“What is the point of it all?” asks 97-year old philosopher Herbert Fingarette (1921 – 2018), long retired from the University of California, Santa Barbara, just a few short months before his death from natural causes late last year.
In this short (18 minutes or so), expertly produced video, Fingarette ponders this question, the loss of his ability to do the things he was accustomed to being able to do for himself, the sorrow he still feels at the loss of his wife a few years back (you are likely to shed a few tears yourself between the video’s 12 and 13 minute marks), but above all, the acute discomfort he now feels at the prospects of his life’s end.
Fingarette wrote a book on the subject of death: Death: Philosophical Soundings (1999). His conclusions back then echoed those of Epicurus’s well known, “Death is nothing to us.” By last year, he realized that abstract ponderings about mortality based on a philosophical system are one thing; the impending event is quite another.
Sadly, he appears never to have questioned materialism as a worldview and an outlook on life.

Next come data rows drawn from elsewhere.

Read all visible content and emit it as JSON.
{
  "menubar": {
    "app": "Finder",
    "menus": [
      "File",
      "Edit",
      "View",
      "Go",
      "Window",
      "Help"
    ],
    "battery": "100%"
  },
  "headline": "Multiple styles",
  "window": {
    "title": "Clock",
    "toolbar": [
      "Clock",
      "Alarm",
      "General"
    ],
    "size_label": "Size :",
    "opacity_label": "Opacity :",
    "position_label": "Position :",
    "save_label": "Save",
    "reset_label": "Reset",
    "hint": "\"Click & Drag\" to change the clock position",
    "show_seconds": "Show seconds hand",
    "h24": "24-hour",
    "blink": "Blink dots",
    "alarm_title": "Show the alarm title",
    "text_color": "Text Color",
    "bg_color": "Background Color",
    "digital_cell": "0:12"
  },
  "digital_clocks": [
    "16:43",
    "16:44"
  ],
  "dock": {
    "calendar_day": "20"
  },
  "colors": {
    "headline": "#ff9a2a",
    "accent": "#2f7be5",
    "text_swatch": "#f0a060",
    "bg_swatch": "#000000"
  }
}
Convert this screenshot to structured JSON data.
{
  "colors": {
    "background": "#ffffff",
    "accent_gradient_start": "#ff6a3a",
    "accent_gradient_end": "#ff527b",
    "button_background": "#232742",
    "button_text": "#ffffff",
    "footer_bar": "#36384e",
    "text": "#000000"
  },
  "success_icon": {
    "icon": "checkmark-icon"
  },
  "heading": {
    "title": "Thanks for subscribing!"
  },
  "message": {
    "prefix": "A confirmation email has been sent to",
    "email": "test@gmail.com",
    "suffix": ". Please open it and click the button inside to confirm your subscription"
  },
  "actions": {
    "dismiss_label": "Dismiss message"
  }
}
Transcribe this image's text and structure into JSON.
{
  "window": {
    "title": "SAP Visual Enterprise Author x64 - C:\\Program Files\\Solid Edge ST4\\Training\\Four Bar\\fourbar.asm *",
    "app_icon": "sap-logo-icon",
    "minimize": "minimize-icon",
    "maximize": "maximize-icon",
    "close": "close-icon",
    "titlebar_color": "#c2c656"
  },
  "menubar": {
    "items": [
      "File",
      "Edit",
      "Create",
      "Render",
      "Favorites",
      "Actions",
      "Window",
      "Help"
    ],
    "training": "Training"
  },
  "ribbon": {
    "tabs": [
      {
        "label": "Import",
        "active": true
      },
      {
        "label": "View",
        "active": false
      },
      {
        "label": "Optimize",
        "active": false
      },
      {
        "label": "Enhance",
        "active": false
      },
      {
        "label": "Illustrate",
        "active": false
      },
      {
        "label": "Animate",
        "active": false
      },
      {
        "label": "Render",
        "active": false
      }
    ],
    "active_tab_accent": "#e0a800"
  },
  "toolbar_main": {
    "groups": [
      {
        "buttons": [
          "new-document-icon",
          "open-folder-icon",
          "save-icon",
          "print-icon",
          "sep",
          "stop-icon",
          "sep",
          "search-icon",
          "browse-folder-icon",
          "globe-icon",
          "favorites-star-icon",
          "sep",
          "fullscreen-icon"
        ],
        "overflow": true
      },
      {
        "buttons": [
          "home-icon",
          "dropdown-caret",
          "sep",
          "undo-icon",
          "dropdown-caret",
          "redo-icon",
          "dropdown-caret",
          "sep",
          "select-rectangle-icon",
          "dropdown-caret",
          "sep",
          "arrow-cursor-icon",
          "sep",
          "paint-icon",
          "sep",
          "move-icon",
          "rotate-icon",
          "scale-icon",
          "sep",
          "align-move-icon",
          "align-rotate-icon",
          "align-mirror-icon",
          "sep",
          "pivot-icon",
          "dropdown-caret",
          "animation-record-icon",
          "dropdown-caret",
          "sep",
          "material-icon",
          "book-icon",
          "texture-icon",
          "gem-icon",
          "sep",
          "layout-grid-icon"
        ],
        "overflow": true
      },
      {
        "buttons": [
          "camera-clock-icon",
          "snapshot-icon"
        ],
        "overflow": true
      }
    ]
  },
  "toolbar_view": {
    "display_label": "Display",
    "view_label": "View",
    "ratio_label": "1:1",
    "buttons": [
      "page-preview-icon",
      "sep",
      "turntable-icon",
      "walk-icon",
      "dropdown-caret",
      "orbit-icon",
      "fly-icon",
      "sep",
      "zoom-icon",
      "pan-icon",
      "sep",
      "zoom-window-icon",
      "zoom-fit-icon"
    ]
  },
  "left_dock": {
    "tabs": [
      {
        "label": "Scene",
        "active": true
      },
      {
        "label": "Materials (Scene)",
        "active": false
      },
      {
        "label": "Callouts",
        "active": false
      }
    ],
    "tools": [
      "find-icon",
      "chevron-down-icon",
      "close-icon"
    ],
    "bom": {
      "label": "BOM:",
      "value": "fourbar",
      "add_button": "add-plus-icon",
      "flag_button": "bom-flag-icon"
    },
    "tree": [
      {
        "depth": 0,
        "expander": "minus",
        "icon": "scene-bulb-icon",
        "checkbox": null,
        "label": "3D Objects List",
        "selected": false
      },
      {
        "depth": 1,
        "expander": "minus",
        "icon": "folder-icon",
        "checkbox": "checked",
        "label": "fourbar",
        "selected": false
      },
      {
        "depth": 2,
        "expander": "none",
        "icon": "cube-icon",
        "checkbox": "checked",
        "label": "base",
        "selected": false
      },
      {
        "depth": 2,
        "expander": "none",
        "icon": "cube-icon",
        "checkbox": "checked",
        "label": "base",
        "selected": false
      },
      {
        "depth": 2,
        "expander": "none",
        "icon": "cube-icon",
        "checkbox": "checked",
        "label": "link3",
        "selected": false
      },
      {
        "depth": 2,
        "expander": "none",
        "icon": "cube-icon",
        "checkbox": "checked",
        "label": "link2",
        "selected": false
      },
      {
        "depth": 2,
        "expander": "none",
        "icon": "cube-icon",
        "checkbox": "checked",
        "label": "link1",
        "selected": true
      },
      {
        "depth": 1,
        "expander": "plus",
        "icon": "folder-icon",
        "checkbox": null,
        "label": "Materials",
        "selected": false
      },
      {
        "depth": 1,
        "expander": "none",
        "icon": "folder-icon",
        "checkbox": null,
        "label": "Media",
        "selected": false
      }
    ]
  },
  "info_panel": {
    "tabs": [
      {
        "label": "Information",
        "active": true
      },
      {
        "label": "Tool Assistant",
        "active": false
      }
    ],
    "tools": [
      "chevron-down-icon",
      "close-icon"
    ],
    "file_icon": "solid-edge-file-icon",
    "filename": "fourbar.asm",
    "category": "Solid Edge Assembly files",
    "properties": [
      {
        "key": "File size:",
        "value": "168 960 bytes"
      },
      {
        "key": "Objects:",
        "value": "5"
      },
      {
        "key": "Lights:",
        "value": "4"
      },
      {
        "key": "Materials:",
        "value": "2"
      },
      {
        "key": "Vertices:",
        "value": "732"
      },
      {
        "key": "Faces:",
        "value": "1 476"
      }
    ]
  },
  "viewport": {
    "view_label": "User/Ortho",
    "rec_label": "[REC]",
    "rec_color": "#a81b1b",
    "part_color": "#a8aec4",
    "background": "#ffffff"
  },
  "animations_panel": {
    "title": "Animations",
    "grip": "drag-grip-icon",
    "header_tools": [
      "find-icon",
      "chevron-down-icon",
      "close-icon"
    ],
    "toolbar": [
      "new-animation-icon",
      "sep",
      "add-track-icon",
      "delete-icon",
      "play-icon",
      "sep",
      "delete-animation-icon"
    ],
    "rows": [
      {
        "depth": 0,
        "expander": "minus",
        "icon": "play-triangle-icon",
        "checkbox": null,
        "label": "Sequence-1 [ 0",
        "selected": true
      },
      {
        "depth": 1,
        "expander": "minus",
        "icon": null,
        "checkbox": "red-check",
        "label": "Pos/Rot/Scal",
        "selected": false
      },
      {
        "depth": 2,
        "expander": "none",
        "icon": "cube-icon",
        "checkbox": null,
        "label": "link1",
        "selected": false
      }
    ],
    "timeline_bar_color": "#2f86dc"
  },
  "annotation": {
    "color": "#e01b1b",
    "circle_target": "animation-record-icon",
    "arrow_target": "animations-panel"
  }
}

His thought seems not to have advanced to that level. As the end of his life rapidly approached, he came to realize that death as an event was the one conundrum his philosophical investigations had not prepared him to face.
At age 97.
[Note to readers: Parts 4 and 5 of “Materialism” are coming. Please be patient. SY.]